[Stored data entries]

━━━

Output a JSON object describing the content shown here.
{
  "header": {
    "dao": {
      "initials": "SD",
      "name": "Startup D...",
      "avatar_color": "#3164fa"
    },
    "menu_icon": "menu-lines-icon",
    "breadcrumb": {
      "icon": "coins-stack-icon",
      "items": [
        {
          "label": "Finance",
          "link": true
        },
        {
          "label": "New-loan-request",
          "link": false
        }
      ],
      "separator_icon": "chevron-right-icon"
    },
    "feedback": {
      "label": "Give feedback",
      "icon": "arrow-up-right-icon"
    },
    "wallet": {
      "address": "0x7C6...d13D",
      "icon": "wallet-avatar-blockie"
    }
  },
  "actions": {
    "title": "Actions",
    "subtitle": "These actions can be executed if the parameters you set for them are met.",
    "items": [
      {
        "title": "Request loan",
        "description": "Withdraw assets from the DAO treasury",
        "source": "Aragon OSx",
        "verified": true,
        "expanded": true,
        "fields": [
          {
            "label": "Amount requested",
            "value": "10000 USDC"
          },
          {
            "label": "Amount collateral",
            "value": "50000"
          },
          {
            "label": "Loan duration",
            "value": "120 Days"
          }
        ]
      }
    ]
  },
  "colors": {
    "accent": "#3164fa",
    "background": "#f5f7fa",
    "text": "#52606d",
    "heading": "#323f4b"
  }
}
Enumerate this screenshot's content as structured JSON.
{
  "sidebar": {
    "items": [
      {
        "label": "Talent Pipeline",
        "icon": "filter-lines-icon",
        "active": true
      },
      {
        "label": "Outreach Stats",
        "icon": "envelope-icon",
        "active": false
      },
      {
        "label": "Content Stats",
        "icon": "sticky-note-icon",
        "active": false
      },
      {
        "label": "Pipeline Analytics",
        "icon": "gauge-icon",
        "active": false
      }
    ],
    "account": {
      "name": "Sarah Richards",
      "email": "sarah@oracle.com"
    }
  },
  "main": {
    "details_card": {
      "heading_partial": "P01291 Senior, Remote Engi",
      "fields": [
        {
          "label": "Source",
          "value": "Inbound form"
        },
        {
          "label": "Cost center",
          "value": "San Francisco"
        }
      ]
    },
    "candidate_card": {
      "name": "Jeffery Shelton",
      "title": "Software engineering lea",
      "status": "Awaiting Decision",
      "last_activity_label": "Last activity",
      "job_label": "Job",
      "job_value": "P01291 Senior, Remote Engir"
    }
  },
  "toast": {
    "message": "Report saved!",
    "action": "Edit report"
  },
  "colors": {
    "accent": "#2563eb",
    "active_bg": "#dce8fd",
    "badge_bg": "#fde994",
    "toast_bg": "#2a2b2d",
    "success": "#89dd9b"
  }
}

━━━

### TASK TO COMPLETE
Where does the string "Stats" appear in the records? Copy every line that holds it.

### RESPONSE AREA
        "label": "Outreach Stats",
        "label": "Content Stats",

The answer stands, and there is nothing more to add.